During my grade school history classes in Southern California, the Reconstruction was just another event that happened “over there.” I mentioned before how my schooling spent more time on the Gold Rush than on the Civil War, and the aftermath was always summed up as “after the South was ground into the dirt, the North attempted to change what had started the war in the first place, but the South was stubborn again and it wouldn’t get sorted out for another hundred years.” Segway to the Indian Wars, the rise of American colonialism, and the Spanish-American war.
Imagine my shock, then, upon reading D. Michael Bottoms’ An Aristocracy of Color: Race and Reconstruction in California and the West, 1850-1890. I found Bottoms’ treatment of the effects of Reconstruction in California endlessly fascinating, because suddenly what was just “over there” came much closer to home. The Reconstruction transformed from “Uncooperative South: The Sequel” to a far more nuanced and interesting look at race and equality across the entire nation.

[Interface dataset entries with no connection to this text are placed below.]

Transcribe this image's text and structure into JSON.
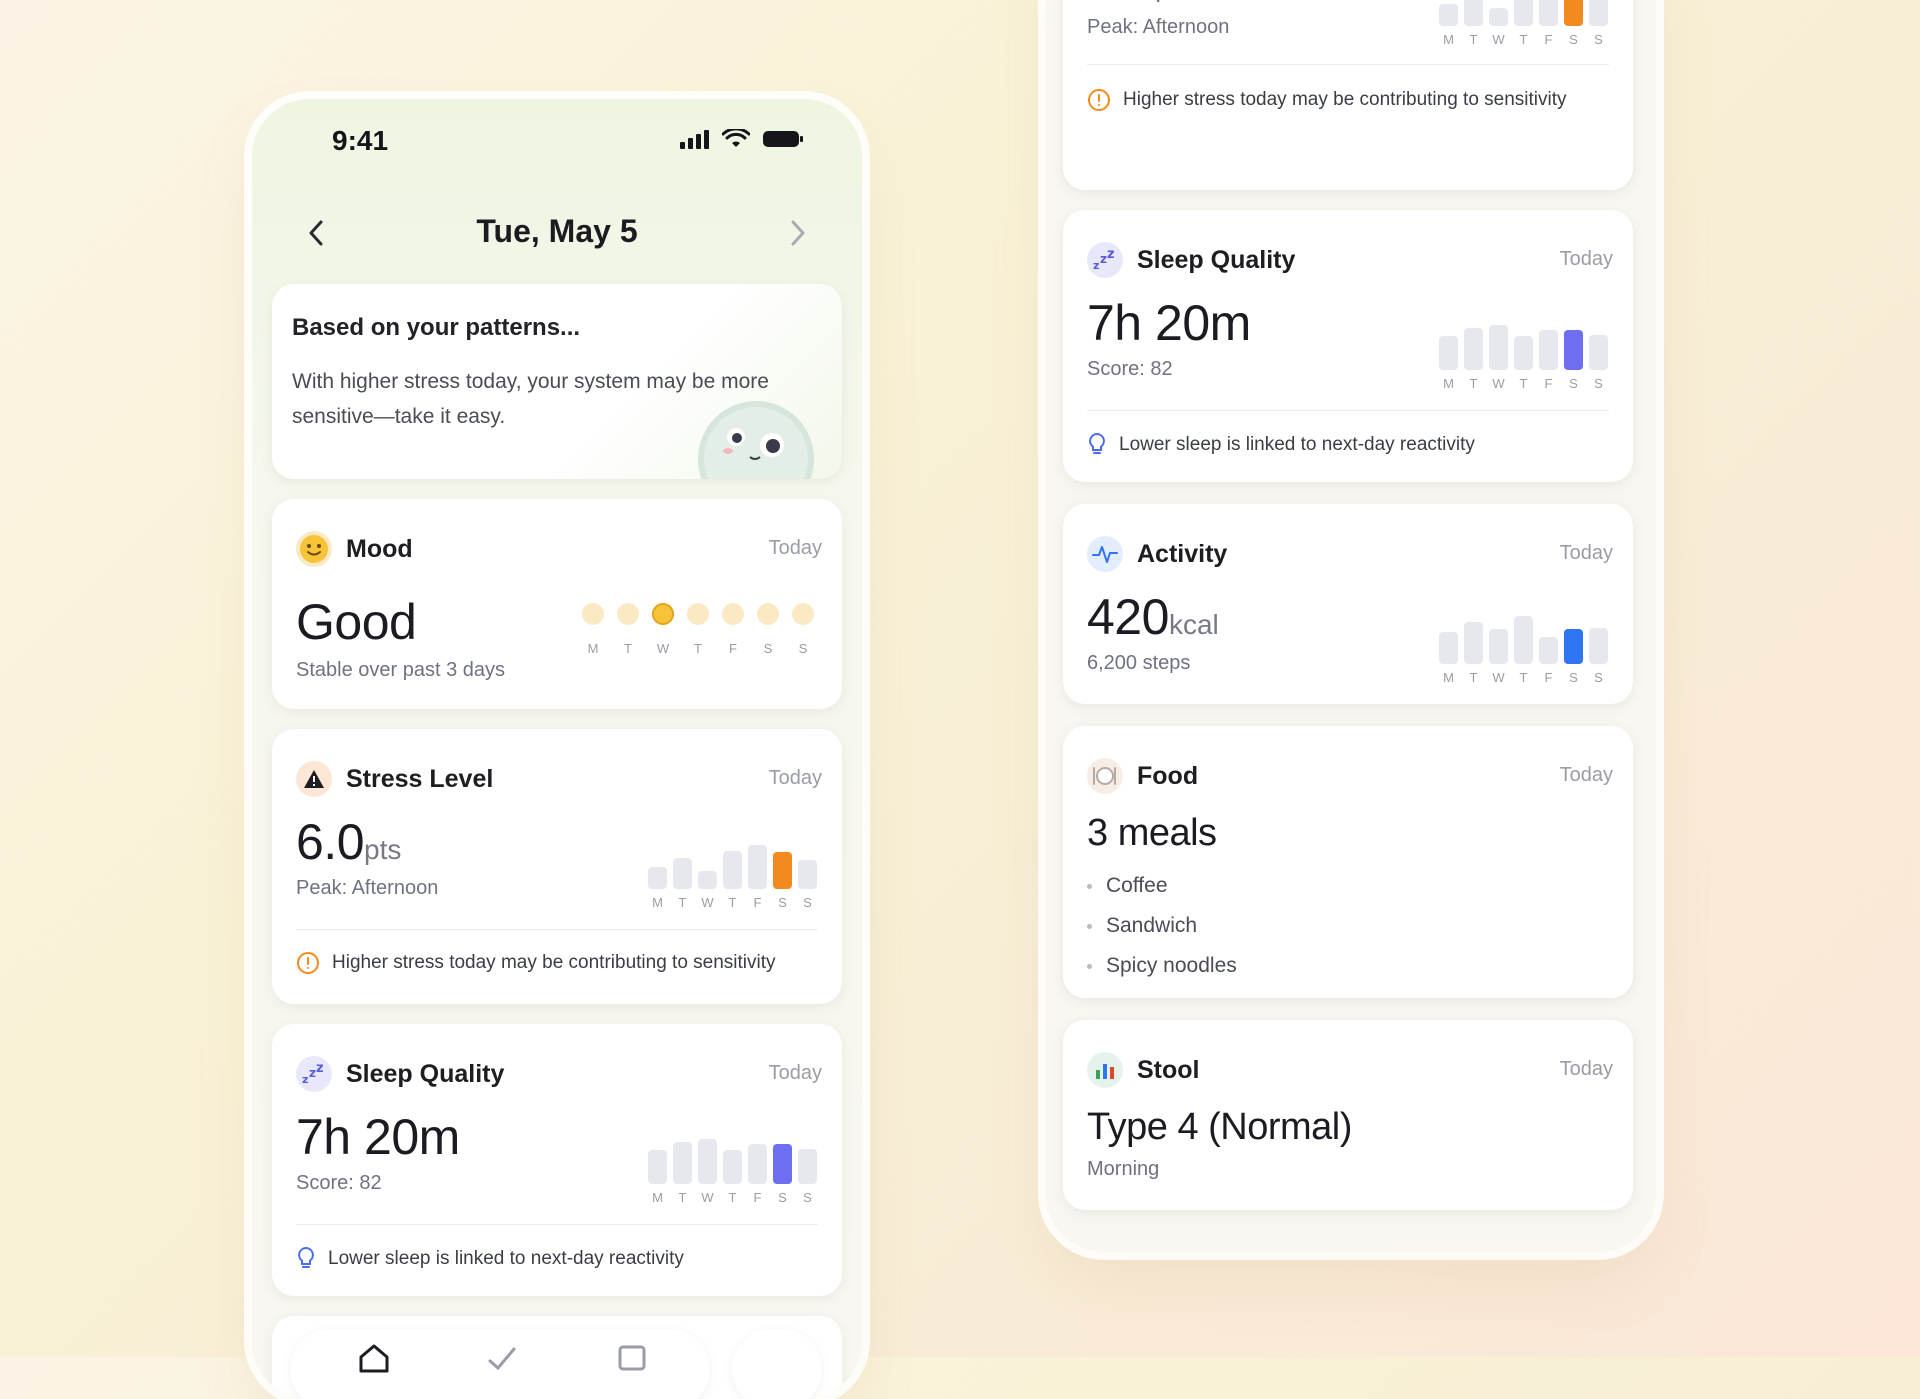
{
  "status": {
    "time": "9:41"
  },
  "header": {
    "date": "Tue, May 5"
  },
  "insight": {
    "title": "Based on your patterns...",
    "body": "With higher stress today, your system may be more sensitive—take it easy."
  },
  "days": [
    "M",
    "T",
    "W",
    "T",
    "F",
    "S",
    "S"
  ],
  "mood": {
    "title": "Mood",
    "when": "Today",
    "value": "Good",
    "sub": "Stable over past 3 days",
    "selected_index": 2
  },
  "stress": {
    "title": "Stress Level",
    "when": "Today",
    "value": "6.0",
    "unit": "pts",
    "sub": "Peak: Afternoon",
    "note": "Higher stress today may be contributing to sensitivity",
    "highlight_color": "#f28a1e",
    "bar_levels": [
      0.4,
      0.55,
      0.32,
      0.68,
      0.78,
      0.66,
      0.52
    ],
    "highlight_index": 5
  },
  "sleep": {
    "title": "Sleep Quality",
    "when": "Today",
    "value": "7h 20m",
    "sub": "Score: 82",
    "note": "Lower sleep is linked to next-day reactivity",
    "highlight_color": "#6e6ef0",
    "bar_levels": [
      0.6,
      0.75,
      0.8,
      0.6,
      0.72,
      0.72,
      0.62
    ],
    "highlight_index": 5
  },
  "activity": {
    "title": "Activity",
    "when": "Today",
    "value": "420",
    "unit": "kcal",
    "sub": "6,200 steps",
    "highlight_color": "#2f74f0",
    "bar_levels": [
      0.58,
      0.75,
      0.62,
      0.86,
      0.48,
      0.62,
      0.65
    ],
    "highlight_index": 5
  },
  "food": {
    "title": "Food",
    "when": "Today",
    "value": "3 meals",
    "items": [
      "Coffee",
      "Sandwich",
      "Spicy noodles"
    ]
  },
  "stool": {
    "title": "Stool",
    "when": "Today",
    "value": "Type 4 (Normal)",
    "sub": "Morning"
  }
}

Of course, I had learned of the various racial tensions in California before–it certainly wasn’t the thing one could ignore in the wake of the Rodney King riots–and an undergraduate course I took with Professor Landsberg concerning the changing perceptions of “whiteness” hammered it home even more. California, after all, was one of the driving states behind the immigration restriction laws of the pre-World War One and inter-war periods–unlike much of the country, aiming at Asia rather than Eastern Europe. California was also one of the state that clamored most for the interment of Japanese-Americans in the wake of the Pearl Harbor attacks, so it certainly wasn’t surprising that California had experienced racial tensions and problems..
I guess, perhaps, that the most striking thing for me was simply the connection between California’s racial problems and tensions with the era of post-Civil War Reconstruction. In retrospect, though such a connection should have struck me upside the head some time ago, it simply had never occurred to me to connect what happened “over there” with issues that affected and continued to affect California. I guess it goes to show that we are the same country after all. Go figure.
This week I commented on David’s post.